According to Hebrew scholar Robert Alter, this term “ezer kenegdo” can also be translated “sustainer beside him” and is only used in twenty other places in the Old Testament (examples include Deut. 33:26, 29, Psalm 121:1-2, Psalm 20:1-2, Psalm 33:20 and Psalm 115:9-11). Every other time the Bible uses this term it refers to God Himself as a Lifesaver, so when woman was created in the image of God, she was created to be a lifesaver.
God’s enemy would squelch this lifesaver image of God inside a woman and has tried to limit her role to whatever selfish, sinful man throws at her. As you think of the Bible stories below consider how each woman had her part to play as an ezer kenegdo.
When God wanted someone to carry and nurture the human race—God called a woman (Genesis 3:20).
When God wanted someone to protect and watch over baby Moses—God called a young woman (Exodus 2).
When God wanted to preserve and train His future leader Moses—God called a pagan woman (Exodus 2:10).
When God wanted someone to lead others with timbrels and dancing to celebrate the victory at the Red Sea—God called a woman (Exodus 15:20).
When God wanted to show He can use anyone–even prostitutes—God called a woman (Joshua 2).
When God wanted to reveal His true prophet to the leper Naaman—God called a young woman (2 Kings 5:1-19).
When God wanted to protect and nurture the seed of God and the hope of the world—God called a woman (Luke 1:29-38).
When God wanted to remove the custom of stoning to reveal that His grace is greater than our sin—God called a woman (John 8:1-12).
When God wanted to break the tradition where only men could sit at a Rabbi’s feet—God called a woman (Luke 10:39).
When God needed people to support Jesus financially—God called many women (Luke 8:1-3).
When God wanted an evangelist to reveal the Messiah at Jacob’s Well—God called a woman (John 4:28).
When God wanted to anoint Jesus for the incredible work He was about to do—God called a woman (Luke 7:38).
When God wanted to announce Christ’s resurrection to the world—God called a woman (John 20).
God has not changed. His character is the same through all times, traditions and places—God still calls women today.
Do you see this woman? I came into your house.
You did not give me any water for my feet,
but she wet my feet with her tears
and wiped them with her hair.
You did not give me a kiss,
but this woman,

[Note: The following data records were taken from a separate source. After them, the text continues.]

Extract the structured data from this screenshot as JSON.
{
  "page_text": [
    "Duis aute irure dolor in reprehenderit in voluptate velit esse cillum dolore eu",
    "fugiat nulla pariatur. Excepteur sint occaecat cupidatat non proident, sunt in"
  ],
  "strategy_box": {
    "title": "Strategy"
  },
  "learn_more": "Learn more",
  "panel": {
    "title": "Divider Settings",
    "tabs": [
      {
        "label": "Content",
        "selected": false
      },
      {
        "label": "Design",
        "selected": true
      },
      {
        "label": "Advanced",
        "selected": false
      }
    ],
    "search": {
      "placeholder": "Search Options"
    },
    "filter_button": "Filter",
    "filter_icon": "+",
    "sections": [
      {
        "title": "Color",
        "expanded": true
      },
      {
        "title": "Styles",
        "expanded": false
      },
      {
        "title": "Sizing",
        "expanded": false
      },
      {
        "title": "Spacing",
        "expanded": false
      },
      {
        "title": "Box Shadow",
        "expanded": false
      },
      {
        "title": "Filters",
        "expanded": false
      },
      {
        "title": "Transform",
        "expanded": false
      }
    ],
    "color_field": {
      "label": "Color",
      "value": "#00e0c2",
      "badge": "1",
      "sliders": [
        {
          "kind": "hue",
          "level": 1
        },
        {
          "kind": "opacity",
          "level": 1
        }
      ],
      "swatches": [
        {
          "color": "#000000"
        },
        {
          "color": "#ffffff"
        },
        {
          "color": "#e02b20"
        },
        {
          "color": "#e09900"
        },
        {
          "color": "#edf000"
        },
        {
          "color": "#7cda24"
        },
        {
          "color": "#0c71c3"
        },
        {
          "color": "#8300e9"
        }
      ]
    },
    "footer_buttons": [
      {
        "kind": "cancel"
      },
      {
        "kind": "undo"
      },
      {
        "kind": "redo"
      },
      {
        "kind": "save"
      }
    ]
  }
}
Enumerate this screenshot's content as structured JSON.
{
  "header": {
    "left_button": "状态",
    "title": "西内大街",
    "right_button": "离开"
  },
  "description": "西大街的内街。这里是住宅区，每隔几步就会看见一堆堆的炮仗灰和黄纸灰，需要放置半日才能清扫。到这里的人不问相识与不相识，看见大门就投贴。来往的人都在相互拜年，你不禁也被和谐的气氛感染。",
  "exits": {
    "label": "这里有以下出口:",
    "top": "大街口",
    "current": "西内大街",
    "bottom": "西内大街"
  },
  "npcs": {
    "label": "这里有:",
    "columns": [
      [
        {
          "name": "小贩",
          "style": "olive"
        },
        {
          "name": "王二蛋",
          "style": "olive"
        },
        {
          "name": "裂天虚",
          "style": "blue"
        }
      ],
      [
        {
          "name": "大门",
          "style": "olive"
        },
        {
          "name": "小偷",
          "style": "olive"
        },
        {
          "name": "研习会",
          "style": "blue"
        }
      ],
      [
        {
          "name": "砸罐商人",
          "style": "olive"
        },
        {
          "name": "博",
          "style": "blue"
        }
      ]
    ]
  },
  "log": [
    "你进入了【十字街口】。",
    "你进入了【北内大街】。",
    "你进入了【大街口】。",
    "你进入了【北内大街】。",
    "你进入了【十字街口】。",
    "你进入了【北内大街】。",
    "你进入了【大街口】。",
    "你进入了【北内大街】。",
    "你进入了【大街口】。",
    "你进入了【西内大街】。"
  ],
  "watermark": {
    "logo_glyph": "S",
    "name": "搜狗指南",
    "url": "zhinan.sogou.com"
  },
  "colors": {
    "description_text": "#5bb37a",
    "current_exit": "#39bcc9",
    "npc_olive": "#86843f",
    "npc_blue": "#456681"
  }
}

from the time I entered,
has not stopped kissing my feet.
You did not put oil on my head,
but she has poured perfume on my feet…
Jesus said to the woman,
“Your faith has saved you; go in peace.”